In recent years, courts have come to recognise that the fundamental right to life and personal liberty include a right to withdraw from sexual intercourse and to be rid of unwanted sexual behaviour. In State of Karnataka v. Krishnappa, the Supreme Court found that sexual violence is an illegal invasion of a woman's right to privacy and sanctity, in addition to being a demeaning act. Non-consensual sexual contact is considered sexual and physical assault, according to the same ruling. In Suchita Srivastava v. Chandigarh Administration, the Supreme Court associated the right to make sexual activity decisions with Article 21 rights to personal liberty, privacy, dignity, and bodily integrity.
The Supreme Court has specifically recognised a right to choose intimate relationships in Article 21. The Highest Court in Puttuswamy v. UOI recognised the right to privacy as a fundamental right of all citizens, holding that it includes decision- making privacy mirrored by a capacity to make intimate choices emphasising of one's sexual or procreative essence and choices in respect of intimate encounters. Forced sexual cohabitation is an affront to that basic right.
The preceding judgements make no distinction between the rights of married and unmarried women, and there is no contrary ruling establishing that marital association abridges an individual's right to privacy. As a result, the Supreme Court has recognised the right of all women, regardless of marital status, to refrain from sexual intercourse as a basic right provided by Article 21 of the Constitution.
By all the statutory provisions and case laws discussed, it can be concluded that although marital rape is not termed as a criminal offence under IPC in India, it yet remains to be against the provisions of fundamental rights enshrined in the Constitution, which supersedes any criminal law. It is clearly established that Article 21's "right to life" and Article 14's "right to equal treatment under the law" are not merely rights to exist.
In this vein, courts have consistently found that the "right to life" includes the right to live with dignity. It has also stated numerous times that discrimination in rape clauses between married and unmarried women is a violation of Article 14. Exception 2, on the other hand, which fails to dissuade husbands from committing an act of forced sexual contact with their wives, has a negative impact on women's physical and mental health, as well as their capacity to live with dignity.

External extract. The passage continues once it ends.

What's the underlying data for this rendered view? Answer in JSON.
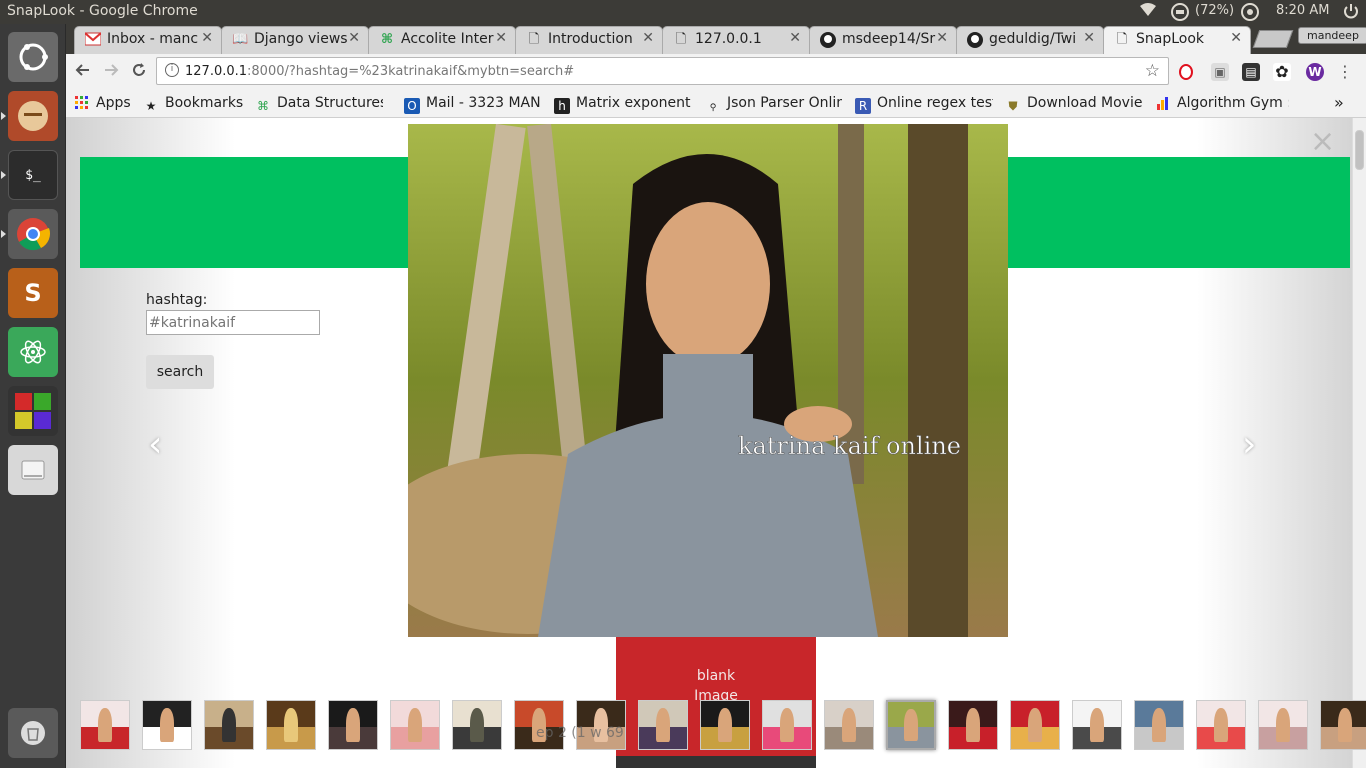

Articles 14 and 21 of the Constitution are obviously violated by Exception 2 to Section 375 of the IPC, as evidenced by the aforementioned conclusions. It is past time for Indian law to recognise the brutal nature of this provision and strike it down.